== Given data

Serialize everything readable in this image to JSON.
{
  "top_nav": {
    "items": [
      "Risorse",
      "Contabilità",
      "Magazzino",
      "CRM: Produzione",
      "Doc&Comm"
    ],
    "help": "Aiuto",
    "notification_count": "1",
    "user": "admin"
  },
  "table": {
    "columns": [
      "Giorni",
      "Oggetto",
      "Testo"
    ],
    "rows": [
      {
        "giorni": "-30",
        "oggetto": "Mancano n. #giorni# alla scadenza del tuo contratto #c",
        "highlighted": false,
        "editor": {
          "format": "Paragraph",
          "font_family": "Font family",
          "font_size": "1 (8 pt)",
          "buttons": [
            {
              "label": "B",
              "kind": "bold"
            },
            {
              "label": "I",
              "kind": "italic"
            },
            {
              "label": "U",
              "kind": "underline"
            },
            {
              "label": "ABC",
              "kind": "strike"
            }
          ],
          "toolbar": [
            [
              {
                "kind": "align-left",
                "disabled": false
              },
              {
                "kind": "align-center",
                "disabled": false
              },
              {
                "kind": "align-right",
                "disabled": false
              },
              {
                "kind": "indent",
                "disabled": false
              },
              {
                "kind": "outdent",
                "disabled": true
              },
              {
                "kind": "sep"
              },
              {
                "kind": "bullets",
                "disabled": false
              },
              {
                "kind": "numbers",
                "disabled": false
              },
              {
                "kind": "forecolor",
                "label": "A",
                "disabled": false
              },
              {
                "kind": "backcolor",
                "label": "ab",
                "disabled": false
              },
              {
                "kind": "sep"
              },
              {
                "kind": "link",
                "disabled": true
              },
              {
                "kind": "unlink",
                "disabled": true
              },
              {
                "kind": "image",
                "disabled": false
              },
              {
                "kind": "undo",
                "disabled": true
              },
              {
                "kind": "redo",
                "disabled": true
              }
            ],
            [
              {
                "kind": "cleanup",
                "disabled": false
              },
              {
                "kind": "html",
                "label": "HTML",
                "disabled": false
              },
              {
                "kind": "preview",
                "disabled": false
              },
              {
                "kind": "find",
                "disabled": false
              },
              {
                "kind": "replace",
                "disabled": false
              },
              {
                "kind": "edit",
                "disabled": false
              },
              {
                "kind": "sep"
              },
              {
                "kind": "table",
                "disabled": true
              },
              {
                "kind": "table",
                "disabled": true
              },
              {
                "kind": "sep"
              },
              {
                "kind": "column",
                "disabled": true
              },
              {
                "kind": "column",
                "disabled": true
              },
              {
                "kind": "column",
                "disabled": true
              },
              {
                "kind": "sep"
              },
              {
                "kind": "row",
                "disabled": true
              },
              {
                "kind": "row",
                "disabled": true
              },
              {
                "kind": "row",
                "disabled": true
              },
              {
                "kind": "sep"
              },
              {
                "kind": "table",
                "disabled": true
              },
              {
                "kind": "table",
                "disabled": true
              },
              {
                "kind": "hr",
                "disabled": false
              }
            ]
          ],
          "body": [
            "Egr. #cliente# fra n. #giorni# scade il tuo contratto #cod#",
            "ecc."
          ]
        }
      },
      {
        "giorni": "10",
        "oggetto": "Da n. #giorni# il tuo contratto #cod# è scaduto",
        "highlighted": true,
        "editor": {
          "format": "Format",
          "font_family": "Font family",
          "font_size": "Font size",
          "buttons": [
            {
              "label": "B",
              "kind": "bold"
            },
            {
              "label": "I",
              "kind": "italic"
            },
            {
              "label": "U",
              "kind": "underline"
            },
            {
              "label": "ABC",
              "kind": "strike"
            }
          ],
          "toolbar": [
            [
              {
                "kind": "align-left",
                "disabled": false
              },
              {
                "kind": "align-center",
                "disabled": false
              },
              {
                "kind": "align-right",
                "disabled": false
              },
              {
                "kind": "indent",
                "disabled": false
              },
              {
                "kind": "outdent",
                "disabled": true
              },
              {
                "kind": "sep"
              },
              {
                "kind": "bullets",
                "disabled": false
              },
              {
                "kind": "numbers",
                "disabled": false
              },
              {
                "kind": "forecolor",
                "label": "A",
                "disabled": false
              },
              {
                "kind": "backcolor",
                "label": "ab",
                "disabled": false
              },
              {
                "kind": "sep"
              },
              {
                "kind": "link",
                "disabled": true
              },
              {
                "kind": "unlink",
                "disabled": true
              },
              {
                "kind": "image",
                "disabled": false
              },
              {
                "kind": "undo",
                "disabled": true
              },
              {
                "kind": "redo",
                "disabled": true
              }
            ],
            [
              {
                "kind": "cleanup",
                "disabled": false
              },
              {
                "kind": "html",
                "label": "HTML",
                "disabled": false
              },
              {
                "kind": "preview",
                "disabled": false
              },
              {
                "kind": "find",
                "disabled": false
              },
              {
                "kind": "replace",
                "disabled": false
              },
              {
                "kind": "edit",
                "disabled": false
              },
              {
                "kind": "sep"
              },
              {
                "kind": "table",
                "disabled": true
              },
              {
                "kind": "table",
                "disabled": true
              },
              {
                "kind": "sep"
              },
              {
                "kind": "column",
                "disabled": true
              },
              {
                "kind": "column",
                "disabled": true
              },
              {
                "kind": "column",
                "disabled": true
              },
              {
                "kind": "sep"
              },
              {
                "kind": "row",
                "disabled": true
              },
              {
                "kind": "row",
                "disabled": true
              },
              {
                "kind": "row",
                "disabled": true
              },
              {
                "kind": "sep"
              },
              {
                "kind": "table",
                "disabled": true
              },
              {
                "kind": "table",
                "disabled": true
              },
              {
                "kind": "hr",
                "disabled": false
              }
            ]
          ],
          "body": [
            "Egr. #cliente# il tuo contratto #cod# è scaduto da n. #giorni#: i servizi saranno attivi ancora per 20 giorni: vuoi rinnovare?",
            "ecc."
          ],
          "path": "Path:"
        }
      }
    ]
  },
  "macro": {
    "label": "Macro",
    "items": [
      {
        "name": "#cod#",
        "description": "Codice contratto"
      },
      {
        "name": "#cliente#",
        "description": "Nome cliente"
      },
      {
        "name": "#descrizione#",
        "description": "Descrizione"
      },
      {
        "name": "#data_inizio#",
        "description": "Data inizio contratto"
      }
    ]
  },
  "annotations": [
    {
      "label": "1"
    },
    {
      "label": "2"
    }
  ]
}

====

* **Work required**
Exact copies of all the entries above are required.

* **Task result**
Serialize everything readable in this image to JSON.
{
  "top_nav": {
    "items": [
      "Risorse",
      "Contabilità",
      "Magazzino",
      "CRM: Produzione",
      "Doc&Comm"
    ],
    "help": "Aiuto",
    "notification_count": "1",
    "user": "admin"
  },
  "table": {
    "columns": [
      "Giorni",
      "Oggetto",
      "Testo"
    ],
    "rows": [
      {
        "giorni": "-30",
        "oggetto": "Mancano n. #giorni# alla scadenza del tuo contratto #c",
        "highlighted": false,
        "editor": {
          "format": "Paragraph",
          "font_family": "Font family",
          "font_size": "1 (8 pt)",
          "buttons": [
            {
              "label": "B",
              "kind": "bold"
            },
            {
              "label": "I",
              "kind": "italic"
            },
            {
              "label": "U",
              "kind": "underline"
            },
            {
              "label": "ABC",
              "kind": "strike"
            }
          ],
          "toolbar": [
            [
              {
                "kind": "align-left",
                "disabled": false
              },
              {
                "kind": "align-center",
                "disabled": false
              },
              {
                "kind": "align-right",
                "disabled": false
              },
              {
                "kind": "indent",
                "disabled": false
              },
              {
                "kind": "outdent",
                "disabled": true
              },
              {
                "kind": "sep"
              },
              {
                "kind": "bullets",
                "disabled": false
              },
              {
                "kind": "numbers",
                "disabled": false
              },
              {
                "kind": "forecolor",
                "label": "A",
                "disabled": false
              },
              {
                "kind": "backcolor",
                "label": "ab",
                "disabled": false
              },
              {
                "kind": "sep"
              },
              {
                "kind": "link",
                "disabled": true
              },
              {
                "kind": "unlink",
                "disabled": true
              },
              {
                "kind": "image",
                "disabled": false
              },
              {
                "kind": "undo",
                "disabled": true
              },
              {
                "kind": "redo",
                "disabled": true
              }
            ],
            [
              {
                "kind": "cleanup",
                "disabled": false
              },
              {
                "kind": "html",
                "label": "HTML",
                "disabled": false
              },
              {
                "kind": "preview",
                "disabled": false
              },
              {
                "kind": "find",
                "disabled": false
              },
              {
                "kind": "replace",
                "disabled": false
              },
              {
                "kind": "edit",
                "disabled": false
              },
              {
                "kind": "sep"
              },
              {
                "kind": "table",
                "disabled": true
              },
              {
                "kind": "table",
                "disabled": true
              },
              {
                "kind": "sep"
              },
              {
                "kind": "column",
                "disabled": true
              },
              {
                "kind": "column",
                "disabled": true
              },
              {
                "kind": "column",
                "disabled": true
              },
              {
                "kind": "sep"
              },
              {
                "kind": "row",
                "disabled": true
              },
              {
                "kind": "row",
                "disabled": true
              },
              {
                "kind": "row",
                "disabled": true
              },
              {
                "kind": "sep"
              },
              {
                "kind": "table",
                "disabled": true
              },
              {
                "kind": "table",
                "disabled": true
              },
              {
                "kind": "hr",
                "disabled": false
              }
            ]
          ],
          "body": [
            "Egr. #cliente# fra n. #giorni# scade il tuo contratto #cod#",
            "ecc."
          ]
        }
      },
      {
        "giorni": "10",
        "oggetto": "Da n. #giorni# il tuo contratto #cod# è scaduto",
        "highlighted": true,
        "editor": {
          "format": "Format",
          "font_family": "Font family",
          "font_size": "Font size",
          "buttons": [
            {
              "label": "B",
              "kind": "bold"
            },
            {
              "label": "I",
              "kind": "italic"
            },
            {
              "label": "U",
              "kind": "underline"
            },
            {
              "label": "ABC",
              "kind": "strike"
            }
          ],
          "toolbar": [
            [
              {
                "kind": "align-left",
                "disabled": false
              },
              {
                "kind": "align-center",
                "disabled": false
              },
              {
                "kind": "align-right",
                "disabled": false
              },
              {
                "kind": "indent",
                "disabled": false
              },
              {
                "kind": "outdent",
                "disabled": true
              },
              {
                "kind": "sep"
              },
              {
                "kind": "bullets",
                "disabled": false
              },
              {
                "kind": "numbers",
                "disabled": false
              },
              {
                "kind": "forecolor",
                "label": "A",
                "disabled": false
              },
              {
                "kind": "backcolor",
                "label": "ab",
                "disabled": false
              },
              {
                "kind": "sep"
              },
              {
                "kind": "link",
                "disabled": true
              },
              {
                "kind": "unlink",
                "disabled": true
              },
              {
                "kind": "image",
                "disabled": false
              },
              {
                "kind": "undo",
                "disabled": true
              },
              {
                "kind": "redo",
                "disabled": true
              }
            ],
            [
              {
                "kind": "cleanup",
                "disabled": false
              },
              {
                "kind": "html",
                "label": "HTML",
                "disabled": false
              },
              {
                "kind": "preview",
                "disabled": false
              },
              {
                "kind": "find",
                "disabled": false
              },
              {
                "kind": "replace",
                "disabled": false
              },
              {
                "kind": "edit",
                "disabled": false
              },
              {
                "kind": "sep"
              },
              {
                "kind": "table",
                "disabled": true
              },
              {
                "kind": "table",
                "disabled": true
              },
              {
                "kind": "sep"
              },
              {
                "kind": "column",
                "disabled": true
              },
              {
                "kind": "column",
                "disabled": true
              },
              {
                "kind": "column",
                "disabled": true
              },
              {
                "kind": "sep"
              },
              {
                "kind": "row",
                "disabled": true
              },
              {
                "kind": "row",
                "disabled": true
              },
              {
                "kind": "row",
                "disabled": true
              },
              {
                "kind": "sep"
              },
              {
                "kind": "table",
                "disabled": true
              },
              {
                "kind": "table",
                "disabled": true
              },
              {
                "kind": "hr",
                "disabled": false
              }
            ]
          ],
          "body": [
            "Egr. #cliente# il tuo contratto #cod# è scaduto da n. #giorni#: i servizi saranno attivi ancora per 20 giorni: vuoi rinnovare?",
            "ecc."
          ],
          "path": "Path:"
        }
      }
    ]
  },
  "macro": {
    "label": "Macro",
    "items": [
      {
        "name": "#cod#",
        "description": "Codice contratto"
      },
      {
        "name": "#cliente#",
        "description": "Nome cliente"
      },
      {
        "name": "#descrizione#",
        "description": "Descrizione"
      },
      {
        "name": "#data_inizio#",
        "description": "Data inizio contratto"
      }
    ]
  },
  "annotations": [
    {
      "label": "1"
    },
    {
      "label": "2"
    }
  ]
}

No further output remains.